[Recorded data]
++++++++

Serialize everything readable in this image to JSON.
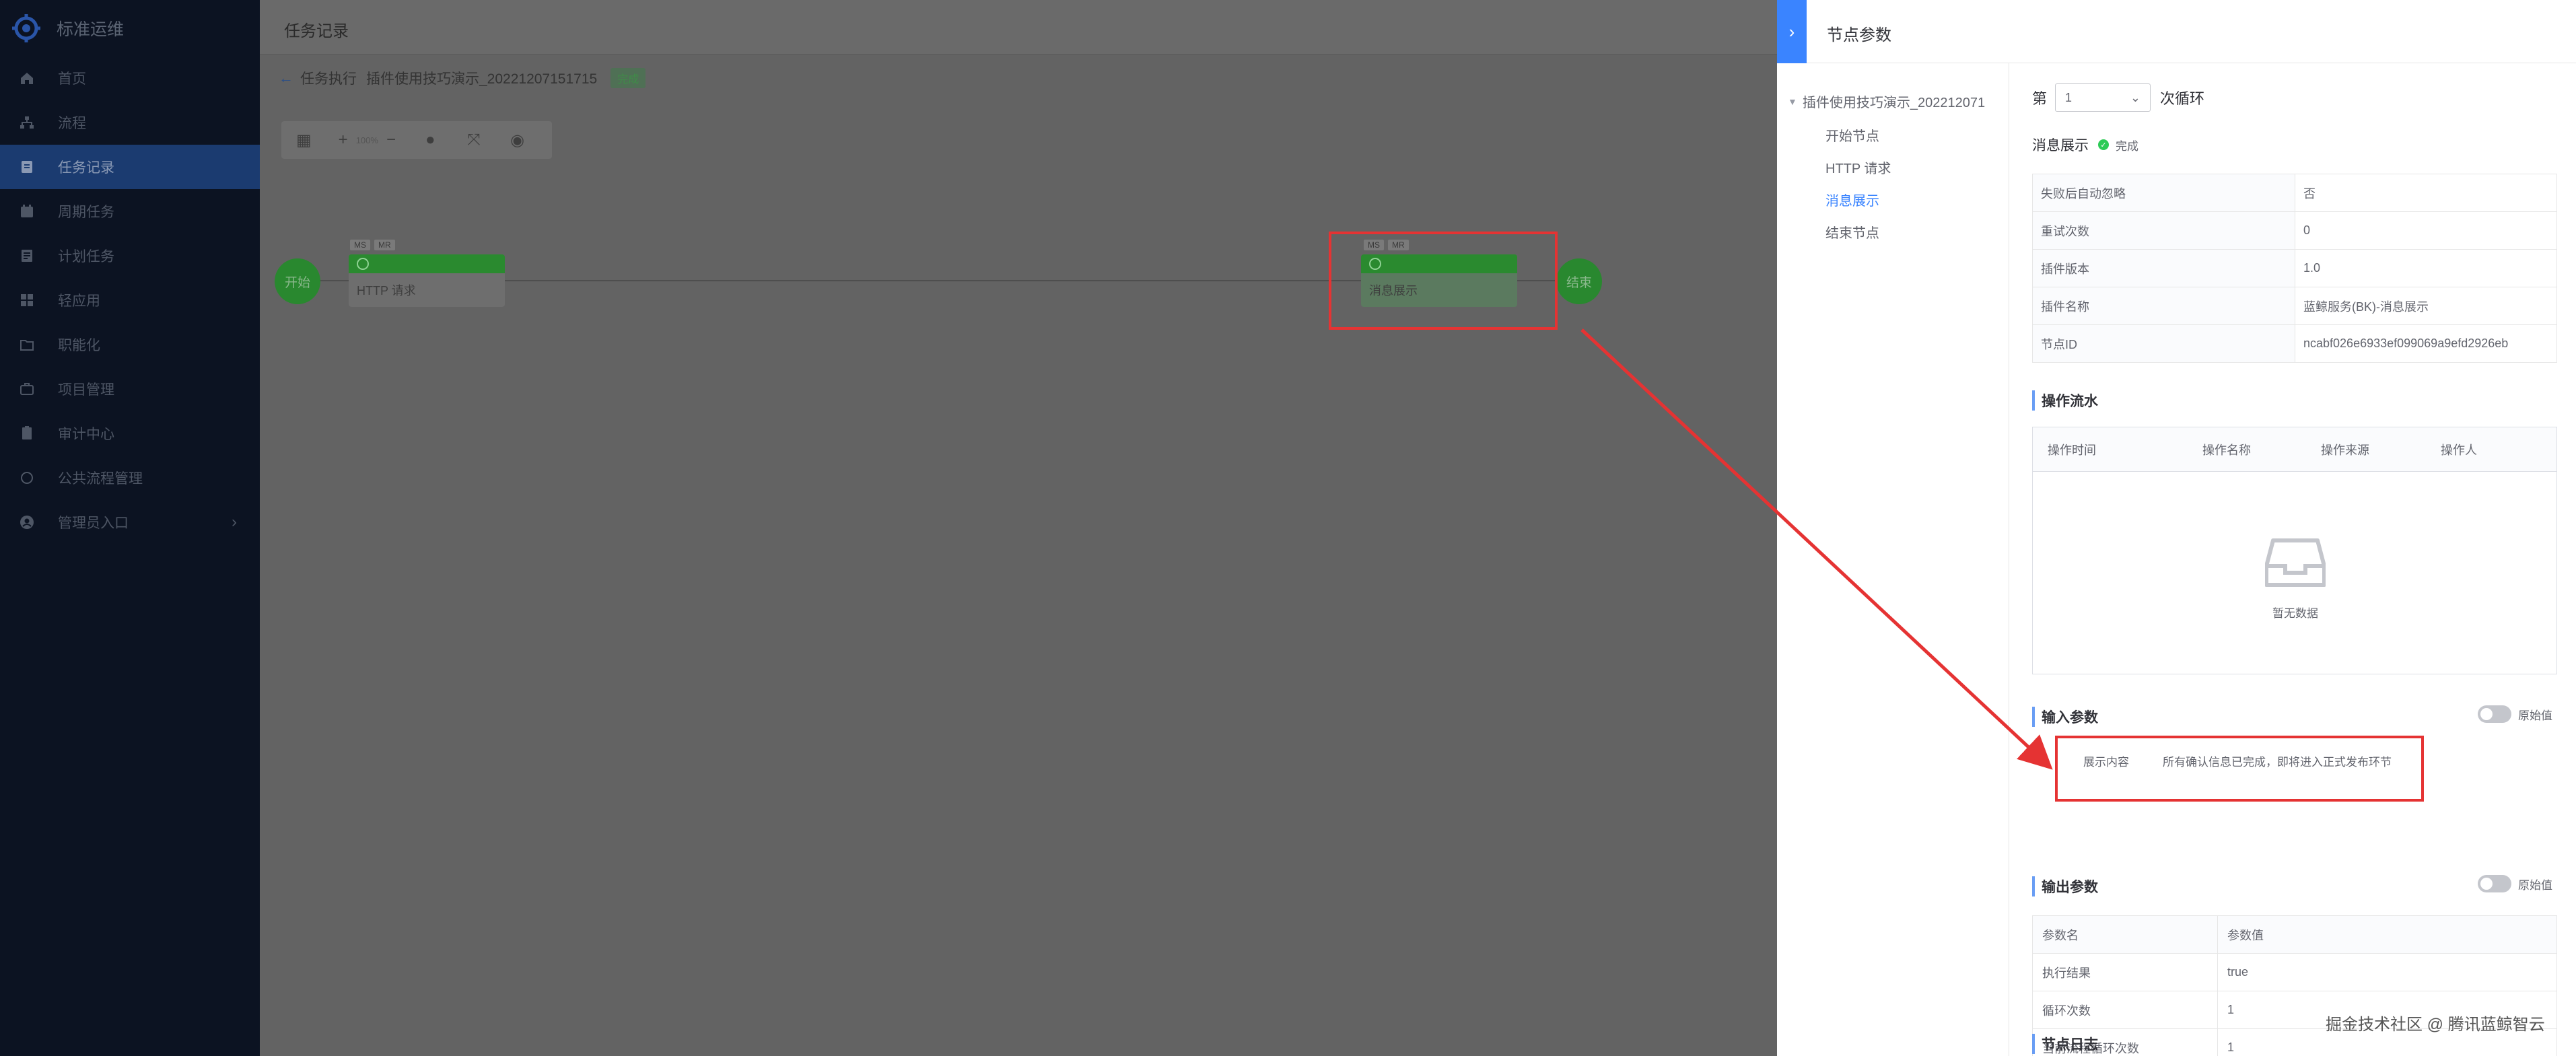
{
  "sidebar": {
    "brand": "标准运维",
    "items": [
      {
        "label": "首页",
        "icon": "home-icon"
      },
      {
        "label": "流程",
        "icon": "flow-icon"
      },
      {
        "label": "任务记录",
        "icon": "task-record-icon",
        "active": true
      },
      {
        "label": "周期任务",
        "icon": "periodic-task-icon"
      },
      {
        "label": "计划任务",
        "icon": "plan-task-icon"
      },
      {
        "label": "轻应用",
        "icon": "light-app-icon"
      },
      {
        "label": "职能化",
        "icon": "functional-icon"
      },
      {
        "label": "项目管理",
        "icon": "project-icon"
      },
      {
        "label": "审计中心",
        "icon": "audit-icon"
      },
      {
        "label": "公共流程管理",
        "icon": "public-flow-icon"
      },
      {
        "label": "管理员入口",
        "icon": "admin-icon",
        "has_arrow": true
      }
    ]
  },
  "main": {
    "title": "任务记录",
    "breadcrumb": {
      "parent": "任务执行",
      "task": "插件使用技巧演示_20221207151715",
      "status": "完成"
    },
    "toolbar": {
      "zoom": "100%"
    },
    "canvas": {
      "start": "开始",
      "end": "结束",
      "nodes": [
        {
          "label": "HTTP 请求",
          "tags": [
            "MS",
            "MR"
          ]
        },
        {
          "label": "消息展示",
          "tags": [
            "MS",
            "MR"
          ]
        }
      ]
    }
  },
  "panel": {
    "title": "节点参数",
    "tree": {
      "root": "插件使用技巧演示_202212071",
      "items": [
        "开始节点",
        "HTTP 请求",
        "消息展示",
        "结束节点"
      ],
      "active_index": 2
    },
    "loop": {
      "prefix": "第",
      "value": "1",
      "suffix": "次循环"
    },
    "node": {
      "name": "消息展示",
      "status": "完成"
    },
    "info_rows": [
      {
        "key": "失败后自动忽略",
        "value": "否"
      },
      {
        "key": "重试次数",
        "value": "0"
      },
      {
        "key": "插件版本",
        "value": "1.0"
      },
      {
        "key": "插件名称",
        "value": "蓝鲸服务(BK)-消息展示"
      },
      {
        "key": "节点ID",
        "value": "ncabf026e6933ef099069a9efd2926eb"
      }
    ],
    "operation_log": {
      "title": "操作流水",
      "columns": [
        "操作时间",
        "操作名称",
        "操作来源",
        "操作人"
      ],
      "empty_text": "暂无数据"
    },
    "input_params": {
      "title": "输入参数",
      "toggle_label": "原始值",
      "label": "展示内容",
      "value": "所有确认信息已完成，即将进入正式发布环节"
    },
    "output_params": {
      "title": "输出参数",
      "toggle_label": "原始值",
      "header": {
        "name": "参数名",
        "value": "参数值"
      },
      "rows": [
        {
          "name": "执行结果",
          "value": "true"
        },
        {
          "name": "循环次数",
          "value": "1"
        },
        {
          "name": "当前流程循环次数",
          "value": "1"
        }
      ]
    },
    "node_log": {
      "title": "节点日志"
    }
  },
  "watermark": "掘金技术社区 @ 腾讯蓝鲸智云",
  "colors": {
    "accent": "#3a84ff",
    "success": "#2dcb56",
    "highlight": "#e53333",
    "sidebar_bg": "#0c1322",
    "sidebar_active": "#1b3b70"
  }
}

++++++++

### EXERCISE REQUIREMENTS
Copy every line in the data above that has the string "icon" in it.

### WRITTEN SOLUTION
        "icon": "home-icon"
        "icon": "flow-icon"
        "icon": "task-record-icon",
        "icon": "periodic-task-icon"
        "icon": "plan-task-icon"
        "icon": "light-app-icon"
        "icon": "functional-icon"
        "icon": "project-icon"
        "icon": "audit-icon"
        "icon": "public-flow-icon"
        "icon": "admin-icon",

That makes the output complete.